As Erysthee says of caring for baby Hakim, “I thought it was going to be easy, that I could handle it.” She was surprised and proud about how she managed. “It was difficult, but I stayed calm under the pressure. When he started crying, I relaxed, told myself to just breath. I was really good, surprisingly.”

The truth about parenting shocked them: “Oh my gosh!” says Erysthee. “It’s very time-consuming and you have to set your life around the baby. You can’t think about yourself anymore. I mean, it’s yours. You cannot just say ‘I’ll take care of you later.’ You have to do it right now because they’re depending on you. I learned a lot about myself too.”
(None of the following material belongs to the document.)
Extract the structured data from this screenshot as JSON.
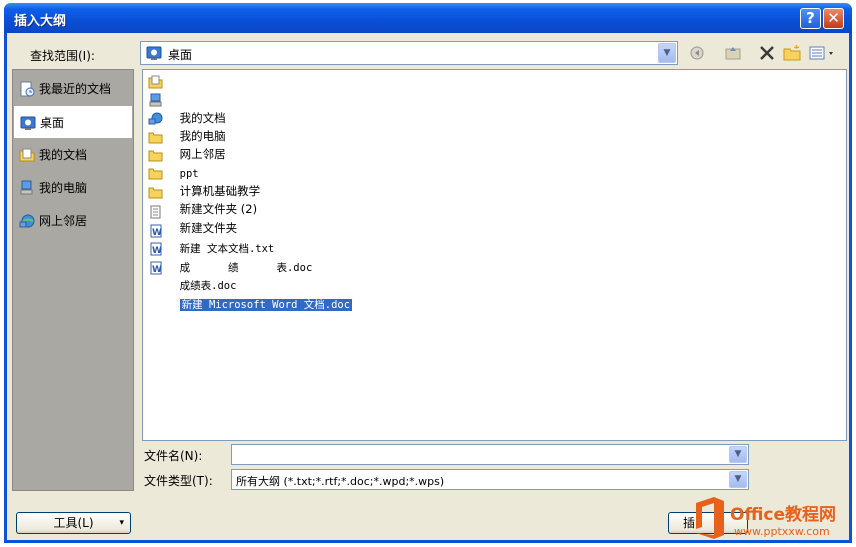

Schoorl agrees: “There’s so much more responsibility than I’ve ever imagined. I just barely handled this 24-hour shift.” Schoorl spoke about the toll it took on her: “By the end of the day I was trying to get things done, and I went to see my girlfriend after school and I just wanted to hang out with her, but the baby needed something. Then I went home and wanted to make something to eat but I couldn’t because the baby needed something.”

The five babies - three boys and two girls, are snuggled in the suitcase where they are stored and recharged. Photo by Jillian Budgell
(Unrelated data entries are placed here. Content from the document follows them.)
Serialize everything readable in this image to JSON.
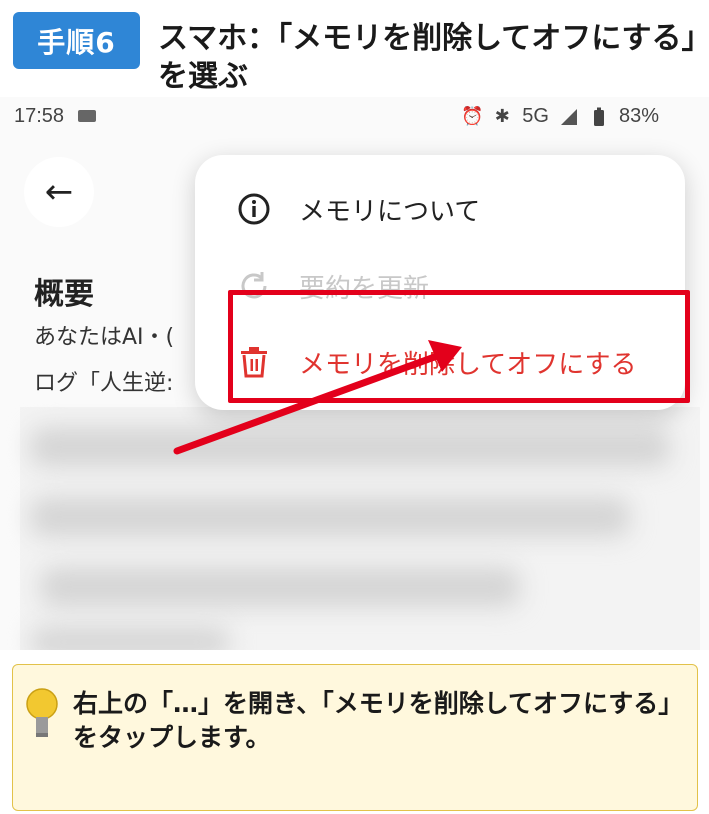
{
  "header": {
    "step_label": "手順6",
    "title": "スマホ：「メモリを削除してオフにする」を選ぶ"
  },
  "status_bar": {
    "time": "17:58",
    "network": "5G",
    "battery": "83%"
  },
  "screen": {
    "overview_title": "概要",
    "overview_line1": "あなたはAI・(",
    "overview_line2": "ログ「人生逆:"
  },
  "menu": {
    "items": [
      {
        "label": "メモリについて",
        "icon": "info-icon"
      },
      {
        "label": "要約を更新",
        "icon": "refresh-icon"
      },
      {
        "label": "メモリを削除してオフにする",
        "icon": "trash-icon"
      }
    ]
  },
  "colors": {
    "badge": "#2f86d6",
    "highlight": "#e3001b",
    "danger_text": "#e0342f",
    "tip_bg": "#fff8dd"
  },
  "tip": {
    "text": "右上の「…」を開き、「メモリを削除してオフにする」をタップします。",
    "icon": "lightbulb-icon"
  }
}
The five babies – three boys and two girls, are snuggled in the suitcase where they are stored and recharged. Photo by Jillian Budgell
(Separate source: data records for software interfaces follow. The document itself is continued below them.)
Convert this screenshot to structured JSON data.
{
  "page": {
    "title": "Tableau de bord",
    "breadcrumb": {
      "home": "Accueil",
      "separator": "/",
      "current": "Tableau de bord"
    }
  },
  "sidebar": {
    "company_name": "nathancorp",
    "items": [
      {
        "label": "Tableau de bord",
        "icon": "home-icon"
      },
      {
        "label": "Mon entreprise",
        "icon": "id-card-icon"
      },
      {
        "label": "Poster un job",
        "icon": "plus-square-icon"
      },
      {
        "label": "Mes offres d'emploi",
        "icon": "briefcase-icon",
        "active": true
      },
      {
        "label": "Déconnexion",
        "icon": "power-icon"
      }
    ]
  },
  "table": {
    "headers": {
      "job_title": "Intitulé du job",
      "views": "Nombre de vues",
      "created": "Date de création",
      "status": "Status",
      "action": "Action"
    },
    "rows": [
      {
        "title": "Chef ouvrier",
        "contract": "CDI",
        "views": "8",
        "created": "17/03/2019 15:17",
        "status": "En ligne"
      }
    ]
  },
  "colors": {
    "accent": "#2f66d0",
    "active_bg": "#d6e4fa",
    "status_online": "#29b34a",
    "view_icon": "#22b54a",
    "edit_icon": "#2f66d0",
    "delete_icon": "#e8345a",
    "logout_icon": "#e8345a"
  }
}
When asked about the biggest challenge of caring for a newborn, there was complete agreement.

“Sleeping at night,” says Schoorl. “I was about to go to sleep when the baby started screaming, so I got up and fed her. Then she woke up at 2am and 4am and 6 am. It was a continuous thing. In the morning, I felt really drained and exhausted.”

“Definitely sleeping,” says Erysthee. “Because you are tired and have to take care of him as well. I wanted to sleep, and I was, like, oh my gosh.”

Erysthee and Schoorl both said they appreciate their parents more after this experience.

Schoorl laughs: “They tell me stories about how I was such a good kid. But I’m thinking there were probably times when they just wanted to put me somewhere else.” Erysthee agrees. “Yes, oh my gosh, yes. My mom has three kids and I’m like, how do you do it?”

Important lessons learned that will serve them well in the future. Schoorl is planning a career in Early Childhood Education. Erysthee wants to study social work and develop a business to support pregnant women who are single and alone.

The Mainstreeter wishes them both much success in their future endeavours.

Filed in: Front Page Tags: , , , , , , , , ,

You might like:

Old Ottawa East’s Five Year Population Growth Dramatically Exceeds Neighbouring Communities Old Ottawa East’s Five Year Population Growth Dramatically Exceeds Neighbouring Communities
OUR READERS ON THE OCCUPATION – Shock, Disgust, Confusion and Sadness Among Many Emotions Expressed by Old Ottawa East Residents OUR READERS ON THE OCCUPATION – Shock, Disgust, Confusion and Sadness Among Many Emotions Expressed by Old Ottawa East Residents
Sharing Lunch With….Mika Weaver… Owner of Singing Pebble Books Sharing Lunch With….Mika Weaver… Owner of Singing Pebble Books
Local Bites – Dining at Gray Jay – A True Culinary Gem Local Bites – Dining at Gray Jay – A True Culinary Gem
© 2022 The Mainstreeter. All rights reserved. XHTML / CSS Valid.
Proudly designed by Theme Junkie.